The scene is a disturbing one: a woman’s silhouette, engulfed in flames, is set against a backdrop of further destruction—homes, pools, lawn chairs, and other debris are also mired in the far-reaching blaze. Painted by Hollis Sigler in 1983, A Tango Against Time is just one example of the artist’s intensely psychological and often autobiographical style.
Receiving her MFA from the School of the Art Institute of Chicago and later teaching at Columbia College in Chicago, Sigler was no doubt influenced by the Chicago Imagists, a group of artists whose figurative and folk-influenced work impacted her then-developing visual language. Hardly derivative, there is a certain way in which Sigler’s graphic style can be contextualized within the legacy of Imagists like Roger Brown and Philip Hanson.
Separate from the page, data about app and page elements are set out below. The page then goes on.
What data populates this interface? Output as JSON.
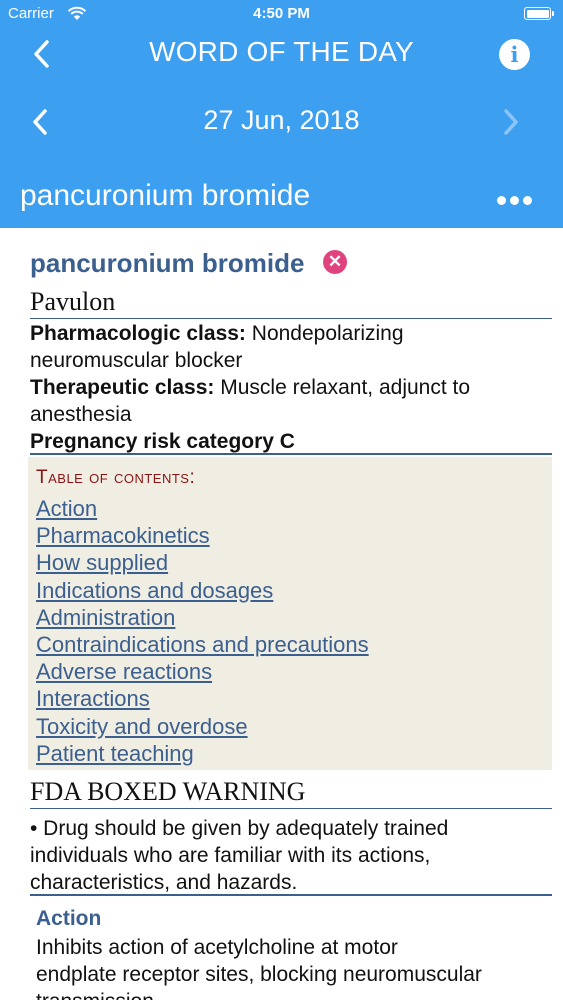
{
  "status_bar": {
    "carrier": "Carrier",
    "time": "4:50 PM"
  },
  "nav": {
    "title": "WORD OF THE DAY",
    "info_icon": "i"
  },
  "date_nav": {
    "date": "27 Jun, 2018"
  },
  "term_bar": {
    "title": "pancuronium bromide"
  },
  "drug": {
    "name": "pancuronium bromide",
    "brand": "Pavulon",
    "pharmacologic_label": "Pharmacologic class:",
    "pharmacologic_line1": " Nondepolarizing",
    "pharmacologic_line2": "neuromuscular blocker",
    "therapeutic_label": "Therapeutic class:",
    "therapeutic_line1": " Muscle relaxant, adjunct to",
    "therapeutic_line2": "anesthesia",
    "pregnancy": "Pregnancy risk category C"
  },
  "toc": {
    "heading": "Table of contents:",
    "items": [
      "Action",
      "Pharmacokinetics",
      "How supplied",
      "Indications and dosages",
      "Administration",
      "Contraindications and precautions",
      "Adverse reactions",
      "Interactions",
      "Toxicity and overdose",
      "Patient teaching"
    ]
  },
  "boxed_warning": {
    "heading": "FDA BOXED WARNING",
    "line1": "• Drug should be given by adequately trained",
    "line2": "individuals who are familiar with its actions,",
    "line3": "characteristics, and hazards."
  },
  "action_section": {
    "heading": "Action",
    "line1": "Inhibits action of acetylcholine at motor",
    "line2": "endplate receptor sites, blocking neuromuscular",
    "line3": "transmission."
  },
  "colors": {
    "header_bg": "#3d9ff0",
    "link": "#3b5f8f",
    "toc_bg": "#f0ede3",
    "toc_heading": "#8a1414",
    "warning_badge": "#e0447e"
  },
  "icons": [
    "wifi-icon",
    "battery-icon",
    "back-chevron-icon",
    "info-icon",
    "chevron-left-icon",
    "chevron-right-icon",
    "more-icon",
    "warning-x-icon"
  ]
}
However, Sigler’s faux-naïve mode of painting was purely her own and, after 1976, had political motivations as well. That is, her shift away from abstract expressionism and photorealism was a way for the artist to “disengage from what she viewed as a male-dominated academic tradition.” Her evolution as an artist was thus inextricable from her feminist views.
In 1985, two years after the completion of A Tango Against Time, Sigler was diagnosed with breast cancer. Her struggle with cancer ended up informing her work for the next decade and a half. During this period her paintings took on pointed responses to the devastating illness and the psychological complexities of fighting what would eventually become a terminal disease for the artist. Much of this later work is formally similar to A Tango Against Time—with proscenium-like staging, vibrant colors, and surrealist undertones—but instead of human subjects, the paintings’ dramas focus on things. The absence of human figures heightens the roles that the various objects play, acting as metaphors for Sigler’s deeply personal narratives.
In this context, the presence of a female subject—soon to disappear from Sigler’s paintings—and the chaos surrounding her in A Tango Against Time takes on additional poignancy, foreshadowing the challenging personal and artistic changes that were to come. See this painting in person at SAM, it’s currently on view in On the Edge.
– Elisabeth Smith, Collections Coordinator